  3. With each addition of carbohydrate, check to see if any of the symptoms returned which had been eliminated by the Test. Look especially for symptoms that develop immediately after eating, such as intestinal bloating, sleepiness after meals, or depression. If your hunger cravings disappeared during the two weeks and now have returned, you’ve probably eaten too many carbohydrates. If you lost 8 pounds during the test and gained 5 back after adding some carbohydrates (give yourself a week or two to gauge), you’ve probably eaten too many carbohydrates and will have to scale back.

During the Two-Week Test and forever after, be sure to drink lots of water. Most people need at least 6-10 glasses (8 oz. ones), per day. Generally, the more protein you consume the more water you will need between meals. 

Reality Check

Once you’ve found your body’s ideal level of carbohydrate intake, it will be relatively easy to maintain your intake. You’ll be able to eat almost anything you want once you know your limit. And you probably won’t want to eat more than your limit because you’ll become acutely aware of how bad your body feels when you eat too many carbohydrates. From time to time, you may feel the need to go through a Two Week Test period to check yourself and make sure your tolerance has not changed.

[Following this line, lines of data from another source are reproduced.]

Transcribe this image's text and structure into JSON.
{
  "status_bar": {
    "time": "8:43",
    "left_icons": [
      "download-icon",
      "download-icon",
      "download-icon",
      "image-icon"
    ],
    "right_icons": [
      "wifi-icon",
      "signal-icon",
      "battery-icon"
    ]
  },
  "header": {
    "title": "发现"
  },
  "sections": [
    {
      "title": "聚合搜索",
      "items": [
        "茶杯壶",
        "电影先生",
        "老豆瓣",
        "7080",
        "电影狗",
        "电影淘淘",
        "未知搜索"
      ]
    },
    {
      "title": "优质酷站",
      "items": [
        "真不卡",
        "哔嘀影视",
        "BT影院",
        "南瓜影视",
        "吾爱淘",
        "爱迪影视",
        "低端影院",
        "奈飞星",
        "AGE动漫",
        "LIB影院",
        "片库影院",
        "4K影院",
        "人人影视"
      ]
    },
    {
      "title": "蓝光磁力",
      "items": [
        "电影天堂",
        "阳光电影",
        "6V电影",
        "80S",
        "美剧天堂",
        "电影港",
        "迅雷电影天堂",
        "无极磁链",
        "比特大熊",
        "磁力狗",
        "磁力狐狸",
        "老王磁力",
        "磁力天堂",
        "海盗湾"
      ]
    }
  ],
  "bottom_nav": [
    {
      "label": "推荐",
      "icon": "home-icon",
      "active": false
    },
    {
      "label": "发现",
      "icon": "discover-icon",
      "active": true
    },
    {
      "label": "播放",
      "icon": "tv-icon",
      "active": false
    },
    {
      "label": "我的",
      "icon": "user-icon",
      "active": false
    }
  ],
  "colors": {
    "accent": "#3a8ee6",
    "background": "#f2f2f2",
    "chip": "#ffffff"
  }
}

Many people find the loss of grains in the diet leaves the digestive tract sluggish, which may make you a little constipated. If you become constipated during the Two-Week Test, or afterwards when a lower amount of carbohydrate in the diet is maintained, it could be due to any or all of three reasons. First, you may not be eating enough fiber. Bread, pasta and cereals are significant sources of fiber for many people. But so are vegetables. And sometimes it’s the cooked vegetables that are better for the intestines since they’re partly broken down in the cooking process. So if you become constipated, it may simply be that you need to eat more vegetables. And once you learn how much carbohydrate you can tolerate in your diet, adding carbs back in will also help. Especially if you can tolerate some fruit. Adding plain unsweetened psyllium (available in health food stores) to a glass of water or tomato juice will keep your system running smoothly. Another way to add psyllium to your diet is to use it in place of flour for thickening sauces or in place of bread crumbs to coat meats and vegetables. If you require a fiber supplement, be sure to use the ones that do not contain sugar. Most fiber products contain sugar, so read the labels. Konsyl, available in drug stores, is among the many sugar free psyllium products on the market. One teaspoon per day is usually enough to maintain regularity.

Another reason for constipation at this time may be dehydration. If you don’t drink enough water, you could be predisposed to constipation. During the Two-Week Test, you’ll need more water – up to three quarts or more per day. For some people, drinking gallons of water won’t prevent the intestine from absorbing too much water, making you constipated. This is partly controlled by the prostaglandin’s, which come from our dietary fats. For now, remember that a third reason many people become constipated is there is not enough oil in the diet.

Occasionally, some people will get very tired during the Two-Week Test. This can be due to a number of problems.

Ask yourself.

  • Am I drinking enough water?
  • Am I eating enough food?
  • Am I eating as often as necessary (i.e., every two to three hours)?
  • Am I eating carbohydrates without realizing it?
  • If I am not sodium sensitive, am I getting enough salt (sea salt)?
  • Am I eating enough vegetables?

All vegetables contain some carbohydrates. Except for potatoes and corn, the amounts are relatively small. Occasionally, a person is so sensitive that high-starch vegetables like carrots or squash cause symptoms.

An Overview of the Start2Health System™

  • If indicated, do the Two Week Test to determine your level of carbohydrate intolerance
  • Follow the principles of a Basic Healthy Diet
  • Take Supplements regularly (the S2H Supplement Questionnaire will assess these for you)
  • Redo the Start2Health Supplement Questionnaire every month
  • Follow your Start2Health Exercise System™